_Try it:_
The word "Status": in how many lines of the records does it appear? Reply with the number alone.

Records drawn from a dataset:
%%
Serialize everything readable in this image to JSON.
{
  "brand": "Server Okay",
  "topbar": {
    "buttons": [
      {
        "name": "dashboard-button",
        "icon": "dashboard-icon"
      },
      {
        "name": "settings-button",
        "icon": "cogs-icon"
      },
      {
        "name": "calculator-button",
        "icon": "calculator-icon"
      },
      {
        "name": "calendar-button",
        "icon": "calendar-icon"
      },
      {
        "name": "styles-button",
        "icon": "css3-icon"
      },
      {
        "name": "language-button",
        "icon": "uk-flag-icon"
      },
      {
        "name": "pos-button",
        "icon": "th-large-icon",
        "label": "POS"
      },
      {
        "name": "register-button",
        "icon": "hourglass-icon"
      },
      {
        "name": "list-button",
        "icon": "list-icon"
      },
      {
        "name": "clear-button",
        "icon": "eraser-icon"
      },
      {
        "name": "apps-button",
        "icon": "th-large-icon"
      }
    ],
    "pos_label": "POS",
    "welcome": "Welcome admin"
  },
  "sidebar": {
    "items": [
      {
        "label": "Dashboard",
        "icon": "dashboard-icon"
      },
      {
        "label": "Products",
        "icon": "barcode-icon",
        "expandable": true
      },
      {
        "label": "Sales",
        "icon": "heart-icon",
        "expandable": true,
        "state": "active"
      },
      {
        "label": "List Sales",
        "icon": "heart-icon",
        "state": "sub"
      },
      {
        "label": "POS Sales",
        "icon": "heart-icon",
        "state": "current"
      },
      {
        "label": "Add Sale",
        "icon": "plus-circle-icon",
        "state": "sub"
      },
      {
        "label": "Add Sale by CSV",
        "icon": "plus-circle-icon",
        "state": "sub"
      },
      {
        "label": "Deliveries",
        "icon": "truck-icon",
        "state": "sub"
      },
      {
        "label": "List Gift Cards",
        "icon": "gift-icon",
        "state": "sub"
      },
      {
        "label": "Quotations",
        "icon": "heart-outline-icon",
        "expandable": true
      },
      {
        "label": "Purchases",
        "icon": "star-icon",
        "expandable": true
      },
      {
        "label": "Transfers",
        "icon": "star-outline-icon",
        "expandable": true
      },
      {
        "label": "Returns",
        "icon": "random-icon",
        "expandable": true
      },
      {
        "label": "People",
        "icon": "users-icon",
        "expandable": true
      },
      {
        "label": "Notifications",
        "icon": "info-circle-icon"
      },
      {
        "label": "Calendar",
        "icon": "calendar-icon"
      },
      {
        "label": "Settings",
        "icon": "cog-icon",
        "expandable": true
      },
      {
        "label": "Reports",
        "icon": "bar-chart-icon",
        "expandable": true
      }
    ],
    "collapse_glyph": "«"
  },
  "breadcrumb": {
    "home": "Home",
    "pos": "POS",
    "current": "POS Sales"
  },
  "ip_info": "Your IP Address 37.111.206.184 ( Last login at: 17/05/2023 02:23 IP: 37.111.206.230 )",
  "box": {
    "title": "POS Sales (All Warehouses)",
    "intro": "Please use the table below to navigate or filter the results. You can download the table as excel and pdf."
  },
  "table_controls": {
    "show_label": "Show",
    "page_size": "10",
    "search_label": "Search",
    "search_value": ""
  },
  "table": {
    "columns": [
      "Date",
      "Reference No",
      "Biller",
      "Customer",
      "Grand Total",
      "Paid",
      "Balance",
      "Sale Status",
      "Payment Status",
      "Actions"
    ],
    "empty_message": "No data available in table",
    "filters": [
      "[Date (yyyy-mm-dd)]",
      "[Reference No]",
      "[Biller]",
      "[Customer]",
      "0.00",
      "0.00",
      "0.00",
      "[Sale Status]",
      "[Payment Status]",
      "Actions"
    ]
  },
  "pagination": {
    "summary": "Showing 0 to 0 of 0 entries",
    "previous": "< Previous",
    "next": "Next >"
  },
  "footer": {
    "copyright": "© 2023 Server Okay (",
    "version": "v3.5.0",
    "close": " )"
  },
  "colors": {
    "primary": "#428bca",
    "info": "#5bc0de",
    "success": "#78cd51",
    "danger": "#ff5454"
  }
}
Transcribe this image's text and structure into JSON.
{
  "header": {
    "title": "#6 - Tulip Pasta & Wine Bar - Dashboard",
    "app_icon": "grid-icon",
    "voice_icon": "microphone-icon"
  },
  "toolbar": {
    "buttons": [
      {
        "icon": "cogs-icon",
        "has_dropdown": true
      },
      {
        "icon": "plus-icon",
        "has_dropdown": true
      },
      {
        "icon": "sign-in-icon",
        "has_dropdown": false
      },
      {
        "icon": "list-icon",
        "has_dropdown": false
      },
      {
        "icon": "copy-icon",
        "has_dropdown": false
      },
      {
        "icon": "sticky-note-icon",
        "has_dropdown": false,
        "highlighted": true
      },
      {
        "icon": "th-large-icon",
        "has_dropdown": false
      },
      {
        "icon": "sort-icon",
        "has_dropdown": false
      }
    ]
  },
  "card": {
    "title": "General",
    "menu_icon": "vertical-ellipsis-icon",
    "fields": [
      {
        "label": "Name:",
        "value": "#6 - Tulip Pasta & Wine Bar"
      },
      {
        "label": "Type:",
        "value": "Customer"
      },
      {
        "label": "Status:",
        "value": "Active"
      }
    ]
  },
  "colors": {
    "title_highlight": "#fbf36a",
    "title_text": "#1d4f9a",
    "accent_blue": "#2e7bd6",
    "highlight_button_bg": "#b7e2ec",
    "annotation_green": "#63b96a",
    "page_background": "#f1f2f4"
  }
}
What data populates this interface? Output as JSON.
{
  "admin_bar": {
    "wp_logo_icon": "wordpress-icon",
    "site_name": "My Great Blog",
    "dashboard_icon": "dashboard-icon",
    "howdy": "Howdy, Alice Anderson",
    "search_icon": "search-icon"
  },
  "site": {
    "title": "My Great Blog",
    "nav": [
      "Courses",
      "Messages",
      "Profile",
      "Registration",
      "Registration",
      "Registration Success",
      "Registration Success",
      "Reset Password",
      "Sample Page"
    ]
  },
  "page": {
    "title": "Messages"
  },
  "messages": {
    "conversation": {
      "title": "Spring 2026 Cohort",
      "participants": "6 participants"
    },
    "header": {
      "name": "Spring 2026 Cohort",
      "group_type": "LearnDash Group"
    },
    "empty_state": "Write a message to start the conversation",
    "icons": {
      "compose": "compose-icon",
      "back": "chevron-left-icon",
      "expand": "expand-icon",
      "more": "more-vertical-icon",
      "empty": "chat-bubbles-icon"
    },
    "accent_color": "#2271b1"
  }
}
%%
_Solved problem:_
5